[Web page and app entries]
--*--
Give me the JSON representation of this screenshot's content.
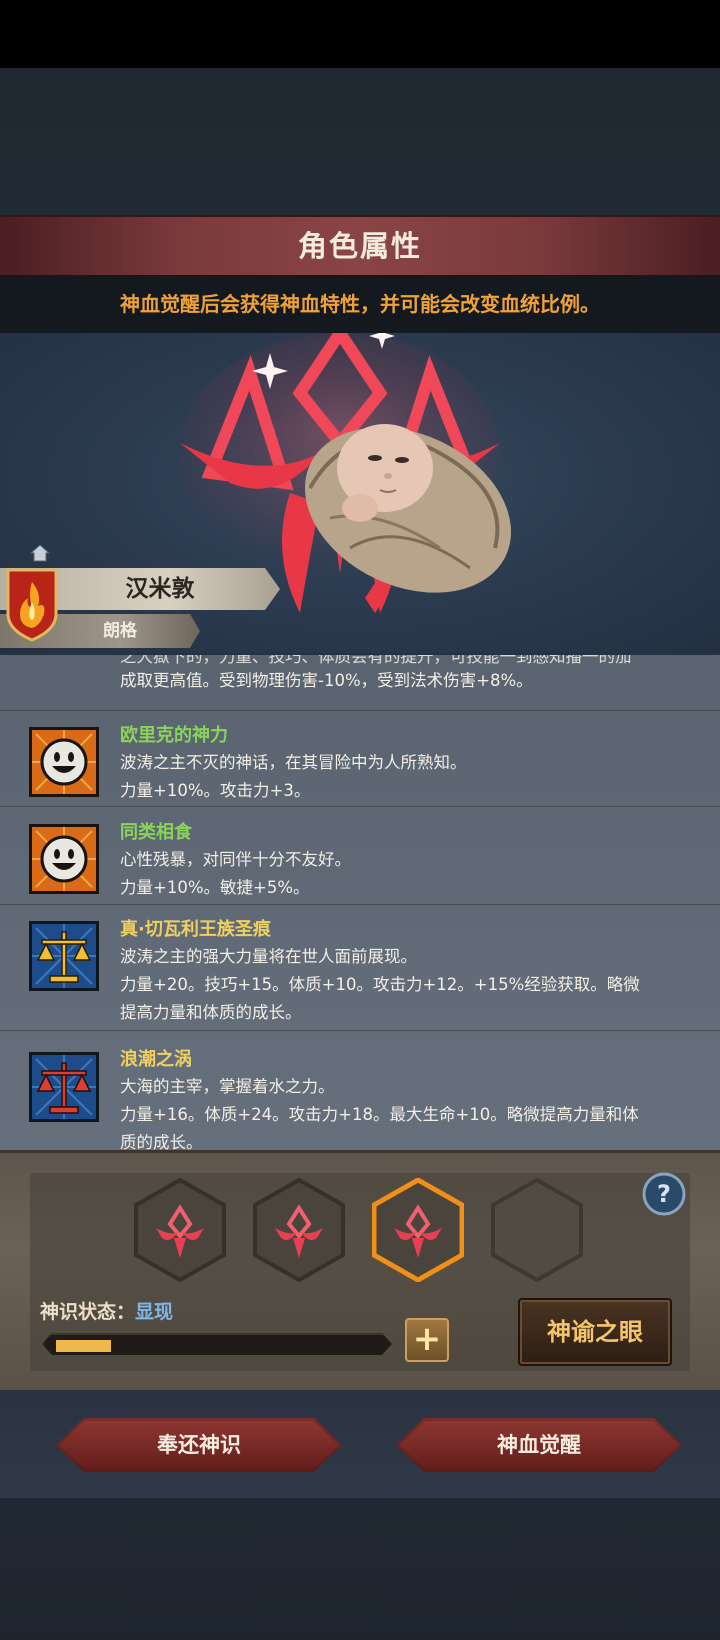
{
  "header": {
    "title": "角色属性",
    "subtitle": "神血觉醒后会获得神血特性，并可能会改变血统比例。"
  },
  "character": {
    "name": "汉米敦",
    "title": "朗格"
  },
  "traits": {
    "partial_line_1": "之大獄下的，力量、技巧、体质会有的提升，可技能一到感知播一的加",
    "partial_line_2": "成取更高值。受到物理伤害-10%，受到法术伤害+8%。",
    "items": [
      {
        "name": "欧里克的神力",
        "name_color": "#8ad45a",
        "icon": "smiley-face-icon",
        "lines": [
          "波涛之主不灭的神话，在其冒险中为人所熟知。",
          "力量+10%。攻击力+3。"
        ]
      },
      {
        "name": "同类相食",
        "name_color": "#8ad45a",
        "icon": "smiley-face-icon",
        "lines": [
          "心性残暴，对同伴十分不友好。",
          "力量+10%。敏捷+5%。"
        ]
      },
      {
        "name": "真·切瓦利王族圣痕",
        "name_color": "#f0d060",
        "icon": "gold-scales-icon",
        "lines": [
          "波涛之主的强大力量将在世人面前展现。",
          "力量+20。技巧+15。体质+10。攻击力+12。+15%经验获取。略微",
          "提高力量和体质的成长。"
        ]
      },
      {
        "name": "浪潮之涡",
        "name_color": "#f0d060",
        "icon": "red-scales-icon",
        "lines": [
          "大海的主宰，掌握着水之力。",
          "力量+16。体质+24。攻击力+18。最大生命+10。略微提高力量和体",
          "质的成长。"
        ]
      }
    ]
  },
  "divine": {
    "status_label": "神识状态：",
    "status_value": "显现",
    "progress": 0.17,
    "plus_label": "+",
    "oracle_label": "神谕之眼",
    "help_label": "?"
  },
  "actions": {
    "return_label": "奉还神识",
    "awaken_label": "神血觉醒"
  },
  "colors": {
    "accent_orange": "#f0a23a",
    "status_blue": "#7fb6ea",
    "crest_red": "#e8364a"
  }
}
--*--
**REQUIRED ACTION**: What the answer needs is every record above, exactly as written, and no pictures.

**RESULT**:
Give me the JSON representation of this screenshot's content.
{
  "header": {
    "title": "角色属性",
    "subtitle": "神血觉醒后会获得神血特性，并可能会改变血统比例。"
  },
  "character": {
    "name": "汉米敦",
    "title": "朗格"
  },
  "traits": {
    "partial_line_1": "之大獄下的，力量、技巧、体质会有的提升，可技能一到感知播一的加",
    "partial_line_2": "成取更高值。受到物理伤害-10%，受到法术伤害+8%。",
    "items": [
      {
        "name": "欧里克的神力",
        "name_color": "#8ad45a",
        "icon": "smiley-face-icon",
        "lines": [
          "波涛之主不灭的神话，在其冒险中为人所熟知。",
          "力量+10%。攻击力+3。"
        ]
      },
      {
        "name": "同类相食",
        "name_color": "#8ad45a",
        "icon": "smiley-face-icon",
        "lines": [
          "心性残暴，对同伴十分不友好。",
          "力量+10%。敏捷+5%。"
        ]
      },
      {
        "name": "真·切瓦利王族圣痕",
        "name_color": "#f0d060",
        "icon": "gold-scales-icon",
        "lines": [
          "波涛之主的强大力量将在世人面前展现。",
          "力量+20。技巧+15。体质+10。攻击力+12。+15%经验获取。略微",
          "提高力量和体质的成长。"
        ]
      },
      {
        "name": "浪潮之涡",
        "name_color": "#f0d060",
        "icon": "red-scales-icon",
        "lines": [
          "大海的主宰，掌握着水之力。",
          "力量+16。体质+24。攻击力+18。最大生命+10。略微提高力量和体",
          "质的成长。"
        ]
      }
    ]
  },
  "divine": {
    "status_label": "神识状态：",
    "status_value": "显现",
    "progress": 0.17,
    "plus_label": "+",
    "oracle_label": "神谕之眼",
    "help_label": "?"
  },
  "actions": {
    "return_label": "奉还神识",
    "awaken_label": "神血觉醒"
  },
  "colors": {
    "accent_orange": "#f0a23a",
    "status_blue": "#7fb6ea",
    "crest_red": "#e8364a"
  }
}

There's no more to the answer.